§ ASSIGNED TASK
Output every record word for word.

§ EXTRACTED MATERIAL
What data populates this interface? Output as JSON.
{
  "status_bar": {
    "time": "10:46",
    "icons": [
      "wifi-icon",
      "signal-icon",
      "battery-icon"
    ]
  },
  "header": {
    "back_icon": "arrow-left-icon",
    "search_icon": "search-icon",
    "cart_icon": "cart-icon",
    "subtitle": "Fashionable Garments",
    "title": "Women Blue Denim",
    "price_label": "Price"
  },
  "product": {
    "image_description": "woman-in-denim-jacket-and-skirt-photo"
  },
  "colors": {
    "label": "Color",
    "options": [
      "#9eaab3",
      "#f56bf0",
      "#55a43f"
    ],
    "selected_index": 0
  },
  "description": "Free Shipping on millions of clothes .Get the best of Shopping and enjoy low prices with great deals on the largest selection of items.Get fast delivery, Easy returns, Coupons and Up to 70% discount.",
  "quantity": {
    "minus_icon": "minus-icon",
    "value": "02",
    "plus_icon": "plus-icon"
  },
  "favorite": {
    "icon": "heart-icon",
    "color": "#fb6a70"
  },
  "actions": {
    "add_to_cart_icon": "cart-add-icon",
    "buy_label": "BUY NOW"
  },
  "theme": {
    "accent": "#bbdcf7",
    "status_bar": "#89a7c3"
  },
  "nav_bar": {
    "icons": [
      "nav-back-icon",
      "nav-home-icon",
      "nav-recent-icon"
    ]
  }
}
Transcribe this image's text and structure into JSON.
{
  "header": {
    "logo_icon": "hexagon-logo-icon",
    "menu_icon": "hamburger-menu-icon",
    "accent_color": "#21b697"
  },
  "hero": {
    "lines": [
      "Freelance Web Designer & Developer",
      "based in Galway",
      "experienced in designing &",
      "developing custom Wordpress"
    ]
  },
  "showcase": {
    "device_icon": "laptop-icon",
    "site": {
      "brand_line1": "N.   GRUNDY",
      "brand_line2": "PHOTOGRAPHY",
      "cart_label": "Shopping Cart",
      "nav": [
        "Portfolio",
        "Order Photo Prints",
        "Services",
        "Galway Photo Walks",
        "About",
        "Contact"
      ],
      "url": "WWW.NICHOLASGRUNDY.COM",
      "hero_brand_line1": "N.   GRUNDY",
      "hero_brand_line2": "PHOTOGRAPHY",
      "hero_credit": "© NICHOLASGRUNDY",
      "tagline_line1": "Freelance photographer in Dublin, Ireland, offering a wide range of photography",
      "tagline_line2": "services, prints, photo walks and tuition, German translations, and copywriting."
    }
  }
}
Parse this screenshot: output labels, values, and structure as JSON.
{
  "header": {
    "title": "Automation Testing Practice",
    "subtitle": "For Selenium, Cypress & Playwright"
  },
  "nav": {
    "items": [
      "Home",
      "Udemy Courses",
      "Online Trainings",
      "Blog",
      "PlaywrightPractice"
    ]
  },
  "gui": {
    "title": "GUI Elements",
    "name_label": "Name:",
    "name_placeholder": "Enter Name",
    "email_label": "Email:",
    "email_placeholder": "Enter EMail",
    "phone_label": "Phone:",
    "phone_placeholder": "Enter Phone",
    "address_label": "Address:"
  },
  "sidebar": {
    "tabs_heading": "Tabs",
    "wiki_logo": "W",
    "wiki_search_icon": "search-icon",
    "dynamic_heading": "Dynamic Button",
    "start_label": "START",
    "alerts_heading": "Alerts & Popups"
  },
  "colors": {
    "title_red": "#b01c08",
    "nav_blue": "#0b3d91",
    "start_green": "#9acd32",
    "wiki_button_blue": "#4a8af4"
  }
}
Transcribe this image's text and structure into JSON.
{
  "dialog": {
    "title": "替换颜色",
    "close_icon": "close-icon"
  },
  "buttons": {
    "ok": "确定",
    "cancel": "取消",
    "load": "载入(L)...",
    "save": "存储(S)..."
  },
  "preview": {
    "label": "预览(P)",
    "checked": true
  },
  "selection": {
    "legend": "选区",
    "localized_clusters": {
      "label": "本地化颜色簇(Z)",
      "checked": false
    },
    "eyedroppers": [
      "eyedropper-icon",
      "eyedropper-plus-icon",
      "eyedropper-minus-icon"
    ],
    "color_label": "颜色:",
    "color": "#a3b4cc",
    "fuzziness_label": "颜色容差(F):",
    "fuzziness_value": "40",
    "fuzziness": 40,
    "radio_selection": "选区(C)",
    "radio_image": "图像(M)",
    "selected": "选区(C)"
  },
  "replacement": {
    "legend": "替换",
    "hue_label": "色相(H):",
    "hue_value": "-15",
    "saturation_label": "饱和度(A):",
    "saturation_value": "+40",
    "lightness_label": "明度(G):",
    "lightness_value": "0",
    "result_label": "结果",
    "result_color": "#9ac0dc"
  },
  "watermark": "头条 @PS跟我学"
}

§ TASK OUTPUT
What data populates this interface? Output as JSON.
{
  "status_bar": {
    "time": "10:46",
    "icons": [
      "wifi-icon",
      "signal-icon",
      "battery-icon"
    ]
  },
  "header": {
    "back_icon": "arrow-left-icon",
    "search_icon": "search-icon",
    "cart_icon": "cart-icon",
    "subtitle": "Fashionable Garments",
    "title": "Women Blue Denim",
    "price_label": "Price"
  },
  "product": {
    "image_description": "woman-in-denim-jacket-and-skirt-photo"
  },
  "colors": {
    "label": "Color",
    "options": [
      "#9eaab3",
      "#f56bf0",
      "#55a43f"
    ],
    "selected_index": 0
  },
  "description": "Free Shipping on millions of clothes .Get the best of Shopping and enjoy low prices with great deals on the largest selection of items.Get fast delivery, Easy returns, Coupons and Up to 70% discount.",
  "quantity": {
    "minus_icon": "minus-icon",
    "value": "02",
    "plus_icon": "plus-icon"
  },
  "favorite": {
    "icon": "heart-icon",
    "color": "#fb6a70"
  },
  "actions": {
    "add_to_cart_icon": "cart-add-icon",
    "buy_label": "BUY NOW"
  },
  "theme": {
    "accent": "#bbdcf7",
    "status_bar": "#89a7c3"
  },
  "nav_bar": {
    "icons": [
      "nav-back-icon",
      "nav-home-icon",
      "nav-recent-icon"
    ]
  }
}
Transcribe this image's text and structure into JSON.
{
  "header": {
    "logo_icon": "hexagon-logo-icon",
    "menu_icon": "hamburger-menu-icon",
    "accent_color": "#21b697"
  },
  "hero": {
    "lines": [
      "Freelance Web Designer & Developer",
      "based in Galway",
      "experienced in designing &",
      "developing custom Wordpress"
    ]
  },
  "showcase": {
    "device_icon": "laptop-icon",
    "site": {
      "brand_line1": "N.   GRUNDY",
      "brand_line2": "PHOTOGRAPHY",
      "cart_label": "Shopping Cart",
      "nav": [
        "Portfolio",
        "Order Photo Prints",
        "Services",
        "Galway Photo Walks",
        "About",
        "Contact"
      ],
      "url": "WWW.NICHOLASGRUNDY.COM",
      "hero_brand_line1": "N.   GRUNDY",
      "hero_brand_line2": "PHOTOGRAPHY",
      "hero_credit": "© NICHOLASGRUNDY",
      "tagline_line1": "Freelance photographer in Dublin, Ireland, offering a wide range of photography",
      "tagline_line2": "services, prints, photo walks and tuition, German translations, and copywriting."
    }
  }
}
Parse this screenshot: output labels, values, and structure as JSON.
{
  "header": {
    "title": "Automation Testing Practice",
    "subtitle": "For Selenium, Cypress & Playwright"
  },
  "nav": {
    "items": [
      "Home",
      "Udemy Courses",
      "Online Trainings",
      "Blog",
      "PlaywrightPractice"
    ]
  },
  "gui": {
    "title": "GUI Elements",
    "name_label": "Name:",
    "name_placeholder": "Enter Name",
    "email_label": "Email:",
    "email_placeholder": "Enter EMail",
    "phone_label": "Phone:",
    "phone_placeholder": "Enter Phone",
    "address_label": "Address:"
  },
  "sidebar": {
    "tabs_heading": "Tabs",
    "wiki_logo": "W",
    "wiki_search_icon": "search-icon",
    "dynamic_heading": "Dynamic Button",
    "start_label": "START",
    "alerts_heading": "Alerts & Popups"
  },
  "colors": {
    "title_red": "#b01c08",
    "nav_blue": "#0b3d91",
    "start_green": "#9acd32",
    "wiki_button_blue": "#4a8af4"
  }
}
Transcribe this image's text and structure into JSON.
{
  "dialog": {
    "title": "替换颜色",
    "close_icon": "close-icon"
  },
  "buttons": {
    "ok": "确定",
    "cancel": "取消",
    "load": "载入(L)...",
    "save": "存储(S)..."
  },
  "preview": {
    "label": "预览(P)",
    "checked": true
  },
  "selection": {
    "legend": "选区",
    "localized_clusters": {
      "label": "本地化颜色簇(Z)",
      "checked": false
    },
    "eyedroppers": [
      "eyedropper-icon",
      "eyedropper-plus-icon",
      "eyedropper-minus-icon"
    ],
    "color_label": "颜色:",
    "color": "#a3b4cc",
    "fuzziness_label": "颜色容差(F):",
    "fuzziness_value": "40",
    "fuzziness": 40,
    "radio_selection": "选区(C)",
    "radio_image": "图像(M)",
    "selected": "选区(C)"
  },
  "replacement": {
    "legend": "替换",
    "hue_label": "色相(H):",
    "hue_value": "-15",
    "saturation_label": "饱和度(A):",
    "saturation_value": "+40",
    "lightness_label": "明度(G):",
    "lightness_value": "0",
    "result_label": "结果",
    "result_color": "#9ac0dc"
  },
  "watermark": "头条 @PS跟我学"
}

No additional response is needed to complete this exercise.